energy to the pendulum for one hour. That's an improvement by a factor of 3599 over the Anachrone. The rest was mere
Copyright Chris Morgan. Clik on image to enlarge.
To be torsion free the chassis had to be triangular (a rectangle experiences a 1/100 mm torsion per oscillation, which is enough to dissipate the pendulum's energy). The height was a consequence of the pendulum's length and the dial had to fit in a salad bowl. The materials I picked were steel with some brass as a warming touch. The pendulum rods are made of invar.
The ball upward movement is achieved this way: a rod pushes the ascending ball through a hole at the bottom of a cup sized to hold five balls. The balls in the cup spread apart then close again behind the ascending ball, preventing it to fall back. The ascending ball pushes on a column of seven balls in a glass tube and the top one falls into a labyrinth of 4 pins and 4 holes, arranged in such a way that in its movement downward the ball pushes the pendulum 4 times in the direction of oscillation. It then comes to rest at the bottom of the mechanism, waiting to be pushed up again when the minutes hand reaches the hour and is detected by an optical sensor. Another optical sensor counts the pendulum's beats and advances the seconds hand.
The design for this clock started in May 99 and ran for the first time in November, six months later. The accuracy is about 4
second per month.
"This one is my preferred clock because building on the Anachrone it simplifies it to an extreme. This engine concept gives me a
total freedom of implementation. I can now make a clock based on any set of parts: recycled helicopter, bike or printer parts,
there's no limit. This clock is really a step into new territories.
However I have used few recycled parts this time, two stainless steel salad bowls, a mahogany board, nothing more. The rest was tooled from scratch. So why recycle salad bowls? To save time: with my limited equipment, tooling the dial casing out of stainless steel would have been a two day affair."
About the clock's accuracy
Initially this clock was not so much designed for accuracy as for taking advantage of a unique engine. My first surprise was that
its operation was perfect once the fine tuning was done. The second one, after a year and a half of testing was that it could
reach an accuracy of one second per month or better. I could make it even more accurate by housing it in a cabinet but this
would spoil its looks.
Initially the pendulum is fast with a .9999 second beat. It goes faster and faster over 10 minutes, reaching .999827 s until the
hour ball falls, creating the first spike. The pendulum suddenly slows down by 300 microseconds then speeds up again with
underlying fluctuations at one minute intervals. These fluctuations go on decreasing until the fall of the next ball. The only time
when the beat is precisely one second is on the exact half hour. The chart shows no perturbations created by movement around
the clock because I was not in the workshop at the time. Such perturbations can generate up to 15 microseconds beat
Every spike on the graph is an hour ball falling. Every hour the pendulum's beat varies around one second. The overall impact is
a 7 second variability per day. This would not be acceptable for a normal clock but Florence is designed to accommodate this:

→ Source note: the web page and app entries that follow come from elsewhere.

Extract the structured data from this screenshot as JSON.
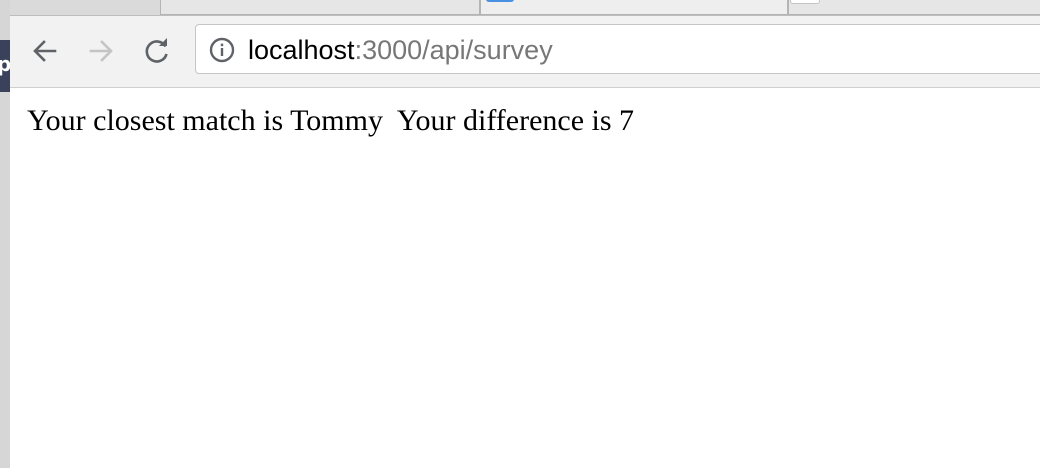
{
  "browser": {
    "address_bar": {
      "host": "localhost",
      "path": ":3000/api/survey"
    },
    "nav_icons": [
      "back-arrow-icon",
      "forward-arrow-icon",
      "reload-icon",
      "info-icon"
    ],
    "colors": {
      "tabstrip": "#dadada",
      "toolbar": "#f2f2f2",
      "url_path": "#777777",
      "side_panel": "#39425a",
      "favicon_blue": "#4a90e2"
    }
  },
  "page": {
    "message": "Your closest match is Tommy  Your difference is 7"
  }
}
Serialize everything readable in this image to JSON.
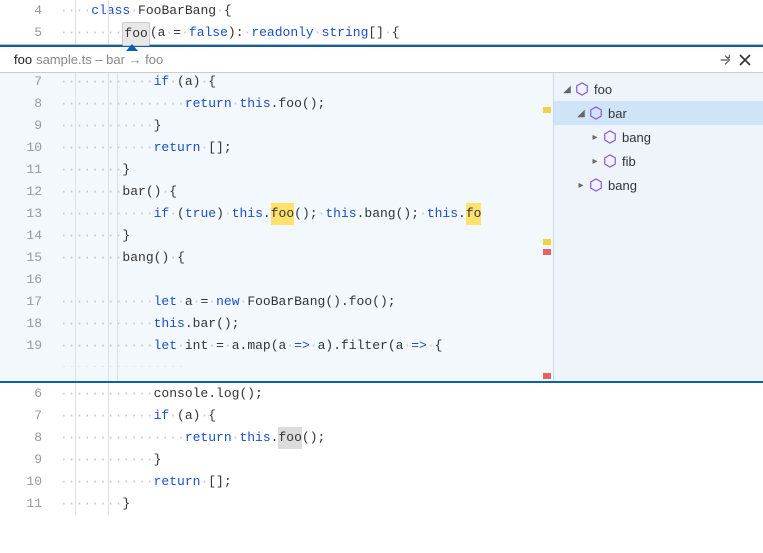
{
  "top": {
    "lines": [
      {
        "num": "4"
      },
      {
        "num": "5"
      }
    ],
    "kw_class": "class",
    "class_name": "FooBarBang",
    "method_name": "foo",
    "param": "a",
    "eq": "=",
    "false_kw": "false",
    "readonly": "readonly",
    "string": "string"
  },
  "peek": {
    "title_strong": "foo",
    "title_file": "sample.ts",
    "title_path": " – bar → foo",
    "lines_nums": [
      "",
      "7",
      "8",
      "9",
      "10",
      "11",
      "12",
      "13",
      "14",
      "15",
      "16",
      "17",
      "18",
      "19",
      ""
    ],
    "tokens": {
      "console_log": "console.log();",
      "if": "if",
      "a": "a",
      "return": "return",
      "this": "this",
      "foo": "foo",
      "empty_arr": "[]",
      "bar": "bar",
      "true": "true",
      "bang": "bang",
      "let": "let",
      "avar": "a",
      "new": "new",
      "FooBarBang": "FooBarBang",
      "int": "int",
      "map": "map",
      "filter": "filter",
      "arrow": "=>"
    }
  },
  "tree": {
    "items": [
      {
        "label": "foo",
        "depth": 0,
        "expanded": true,
        "selected": false
      },
      {
        "label": "bar",
        "depth": 1,
        "expanded": true,
        "selected": true
      },
      {
        "label": "bang",
        "depth": 2,
        "expanded": false,
        "selected": false
      },
      {
        "label": "fib",
        "depth": 2,
        "expanded": false,
        "selected": false
      },
      {
        "label": "bang",
        "depth": 1,
        "expanded": false,
        "selected": false
      }
    ]
  },
  "bottom": {
    "nums": [
      "6",
      "7",
      "8",
      "9",
      "10",
      "11"
    ]
  }
}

on this sample the average beat is exactly one second and the yearly offset 0.0 second. This of course is an exceptional sample
because just moving around the clock will impact accuracy. With this source of perturbation taken into account accuracy can
reach 4 seconds per month. If you have the MicroSet software you can dowload and view the original datahere.
Exhibition from December 2017 to February 2019